Follow these easy steps to identify greenwashing:
Imagery of plants, nature and the colour green can be used to connote eco-friendly branding but green doesn’t always mean sustainable.
Pay attention to the wording! Don’t be fooled by fluffy language. Words like eco-friendly and sustainable can be misleading.
Keep an eye out for sustainability certifications - or lack thereof.
However, there is hope on the horizon, for some young people like Drew are bridging the gap for our generation. He shops secondhand where plausible, eats a vegan diet, doesn’t support companies that greenwash; has a mindful attitude when it comes to supply-chain processes and products. Simple actions like these are small steps in individual improvements that are being made easier and easier each day.
Think about how you can subtly adapt your day-to-day life to be more sustainable. Remember Marie Kondo?
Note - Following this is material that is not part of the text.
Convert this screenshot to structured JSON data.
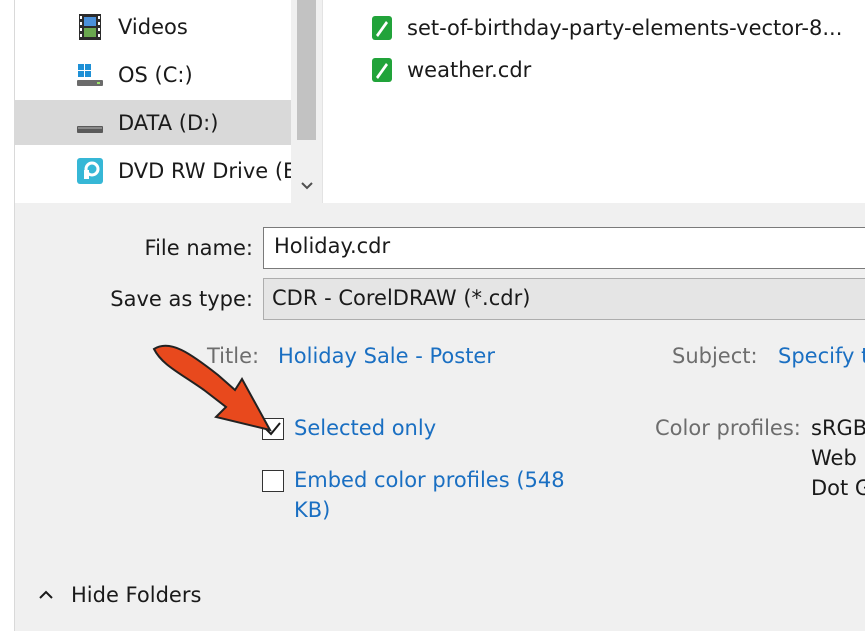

Why not put an eco-friendly twist on her efforts to declutter your space by up-cycling or mending items that you have already, instead of throwing items away? The saying is reduce, reuse and recycle - not just recycle. So perhaps give your older clothes to that crafty friend of yours and get them to turn your textiles into something completely new.
We acknowledge that issues like high costs and failure to keep up with so-called trendy products are important in buying second-hand/slow fashion for younger generations and students, who are more likely to be faced with financial difficulties.
These problems pave the way for small businesses like ‘Reworked by Lyds’ - an online vintage and reworked pieces clothing store - with a focus on ethically traded garments and authenticity, in terms of sustainability. All garments on Lydia’s site are around the affordable £20 mark and she picks apart collections to ensure that pieces follow current trends. Lydia Johnston opened her store online over lockdown after she was furloughed from her 9-5 and so a focus on affordable fashion was key for her. She said in conversation with us that,
‘vintage clothing is a funny little way of recirculating older textiles for younger generations, and to me that feels very sustainable.’
Emerging sustainable small businesses like Lydia’s and climate campaigns are making it easier for the general public to not only spot false climate activism but shop in a more eco-friendly-conscious way.
Avoid fast fashion, shop green where possible and fight for systemic change.
Let me put this into perspective for you, the 2019 Pulse Score, shows that the fashion industry has improved its social and environmental performance since 2018 – yet at a slower rate. Despite this improvement, the fashion industry remains far from sustainable. Something as small as extending the life of clothes by just 9 months of active use would reduce carbon, water and water footprints by 20-30% each. As expertly put by Drew Manning,
‘we have a responsibility to our planet, to maintain it for future generations and for the sake of other species, so we need to be more mindful. If we just apply a thought towards the earth in every action we do, then we won’t be that far off. ‘